-- Dataset excerpts --
==================================================
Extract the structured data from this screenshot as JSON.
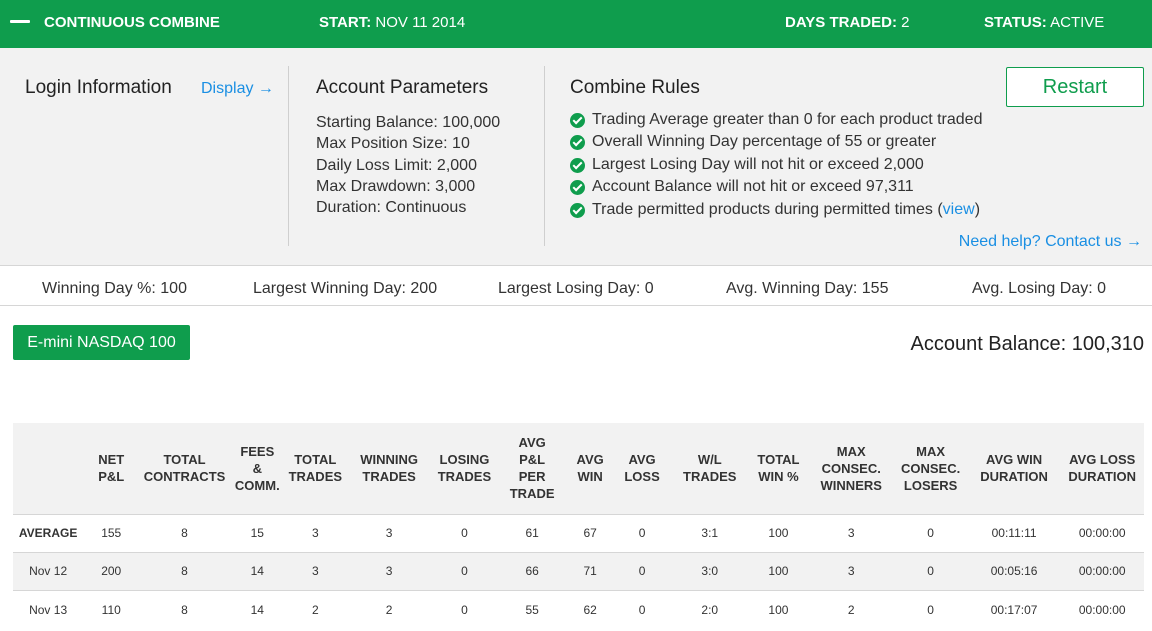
{
  "topbar": {
    "title": "CONTINUOUS COMBINE",
    "start_label": "START:",
    "start_value": "NOV 11 2014",
    "days_label": "DAYS TRADED:",
    "days_value": "2",
    "status_label": "STATUS:",
    "status_value": "ACTIVE"
  },
  "login": {
    "title": "Login Information",
    "display_link": "Display →"
  },
  "params": {
    "title": "Account Parameters",
    "items": [
      "Starting Balance: 100,000",
      "Max Position Size: 10",
      "Daily Loss Limit: 2,000",
      "Max Drawdown: 3,000",
      "Duration: Continuous"
    ]
  },
  "rules": {
    "title": "Combine Rules",
    "items": [
      "Trading Average greater than 0 for each product traded",
      "Overall Winning Day percentage of 55 or greater",
      "Largest Losing Day will not hit or exceed 2,000",
      "Account Balance will not hit or exceed 97,311",
      "Trade permitted products during permitted times ("
    ],
    "view_link": "view",
    "close_paren": ")",
    "restart_button": "Restart",
    "help_link": "Need help? Contact us →"
  },
  "stats": {
    "winning_day_pct": "Winning Day %: 100",
    "largest_winning_day": "Largest Winning Day: 200",
    "largest_losing_day": "Largest Losing Day: 0",
    "avg_winning_day": "Avg. Winning Day: 155",
    "avg_losing_day": "Avg. Losing Day: 0"
  },
  "product_button": "E-mini NASDAQ 100",
  "account_balance": "Account Balance: 100,310",
  "colors": {
    "brand_green": "#0f9d4d",
    "link_blue": "#1a8fe3",
    "panel_gray": "#f2f2f2"
  },
  "table": {
    "headers": [
      "",
      "NET\nP&L",
      "TOTAL\nCONTRACTS",
      "FEES\n&\nCOMM.",
      "TOTAL\nTRADES",
      "WINNING\nTRADES",
      "LOSING\nTRADES",
      "AVG\nP&L\nPER\nTRADE",
      "AVG\nWIN",
      "AVG\nLOSS",
      "W/L\nTRADES",
      "TOTAL\nWIN %",
      "MAX\nCONSEC.\nWINNERS",
      "MAX\nCONSEC.\nLOSERS",
      "AVG WIN\nDURATION",
      "AVG LOSS\nDURATION"
    ],
    "rows": [
      [
        "AVERAGE",
        "155",
        "8",
        "15",
        "3",
        "3",
        "0",
        "61",
        "67",
        "0",
        "3:1",
        "100",
        "3",
        "0",
        "00:11:11",
        "00:00:00"
      ],
      [
        "Nov 12",
        "200",
        "8",
        "14",
        "3",
        "3",
        "0",
        "66",
        "71",
        "0",
        "3:0",
        "100",
        "3",
        "0",
        "00:05:16",
        "00:00:00"
      ],
      [
        "Nov 13",
        "110",
        "8",
        "14",
        "2",
        "2",
        "0",
        "55",
        "62",
        "0",
        "2:0",
        "100",
        "2",
        "0",
        "00:17:07",
        "00:00:00"
      ]
    ]
  }
}
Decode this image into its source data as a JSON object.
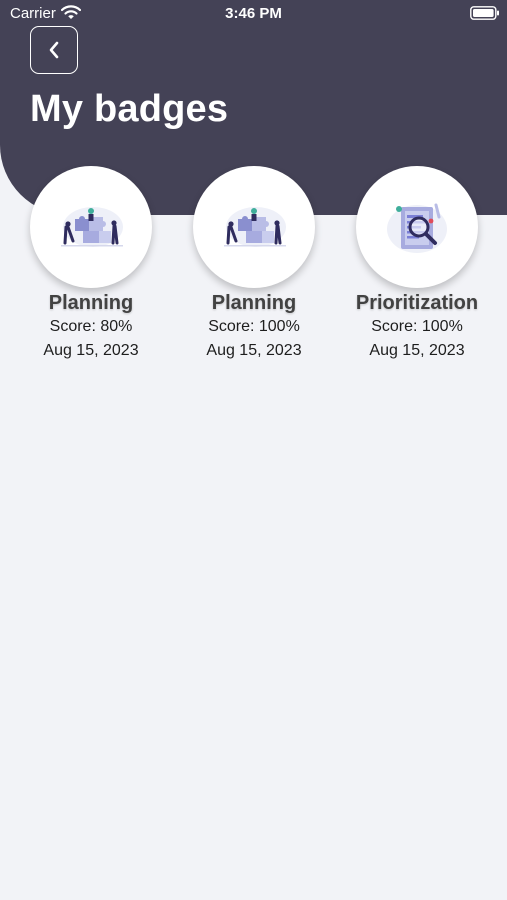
{
  "status_bar": {
    "carrier": "Carrier",
    "time": "3:46 PM",
    "wifi_icon": "wifi-icon",
    "battery_icon": "battery-icon"
  },
  "header": {
    "title": "My badges",
    "back_icon": "chevron-left-icon"
  },
  "colors": {
    "header_background": "#444256",
    "page_background": "#f2f3f7",
    "illustration_accent": "#7b7fd6"
  },
  "badges": [
    {
      "title": "Planning",
      "score": "Score: 80%",
      "date": "Aug 15, 2023",
      "icon": "puzzle-team-illustration"
    },
    {
      "title": "Planning",
      "score": "Score: 100%",
      "date": "Aug 15, 2023",
      "icon": "puzzle-team-illustration"
    },
    {
      "title": "Prioritization",
      "score": "Score: 100%",
      "date": "Aug 15, 2023",
      "icon": "magnifier-document-illustration"
    }
  ]
}
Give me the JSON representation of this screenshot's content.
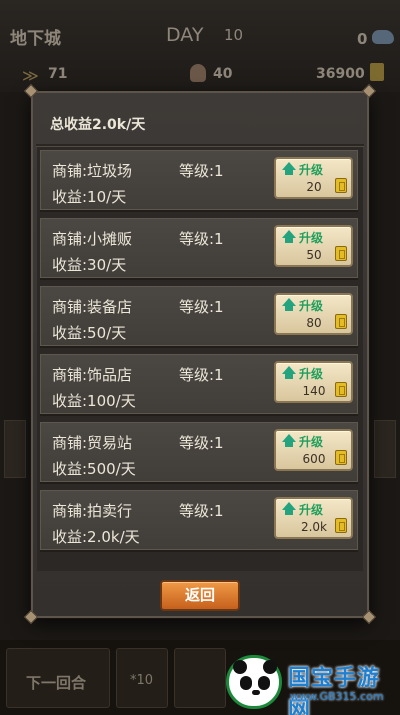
{
  "hud": {
    "location": "地下城",
    "day_label": "DAY",
    "day_value": "10",
    "gems": "0",
    "rank": "71",
    "population": "40",
    "gold": "36900",
    "gem_icon": "gem-icon",
    "rank_icon": "rank-chevron-icon",
    "population_icon": "population-icon",
    "gold_icon": "gold-coin-icon"
  },
  "bottom_bar": {
    "next_round_label": "下一回合",
    "multiplier_label": "*10"
  },
  "dialog": {
    "title": "总收益2.0k/天",
    "upgrade_label": "升级",
    "back_label": "返回",
    "shops": [
      {
        "name": "商铺:垃圾场",
        "level": "等级:1",
        "income": "收益:10/天",
        "upgrade_cost": "20"
      },
      {
        "name": "商铺:小摊贩",
        "level": "等级:1",
        "income": "收益:30/天",
        "upgrade_cost": "50"
      },
      {
        "name": "商铺:装备店",
        "level": "等级:1",
        "income": "收益:50/天",
        "upgrade_cost": "80"
      },
      {
        "name": "商铺:饰品店",
        "level": "等级:1",
        "income": "收益:100/天",
        "upgrade_cost": "140"
      },
      {
        "name": "商铺:贸易站",
        "level": "等级:1",
        "income": "收益:500/天",
        "upgrade_cost": "600"
      },
      {
        "name": "商铺:拍卖行",
        "level": "等级:1",
        "income": "收益:2.0k/天",
        "upgrade_cost": "2.0k"
      }
    ]
  },
  "watermark": {
    "brand": "国宝手游网",
    "url": "www.GB315.com"
  },
  "colors": {
    "upgrade_green": "#1f9e5c",
    "back_button_orange": "#d9772c",
    "panel_bg": "#3a3633",
    "coin_gold": "#e3bc26"
  }
}
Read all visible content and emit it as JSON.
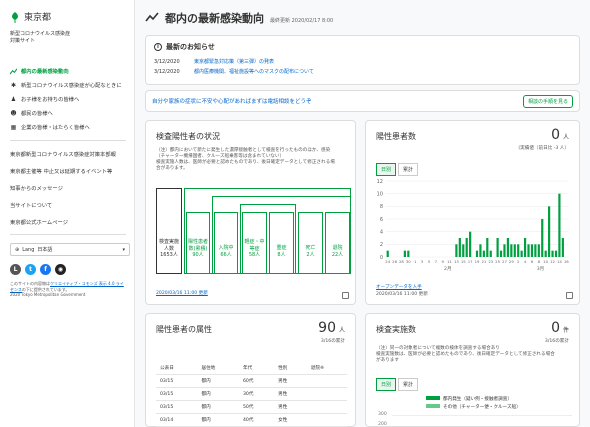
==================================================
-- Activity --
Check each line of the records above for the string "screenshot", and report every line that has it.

-- Your response --
Extract the structured data from this screenshot as JSON.
Give me the JSON representation of this screenshot's content.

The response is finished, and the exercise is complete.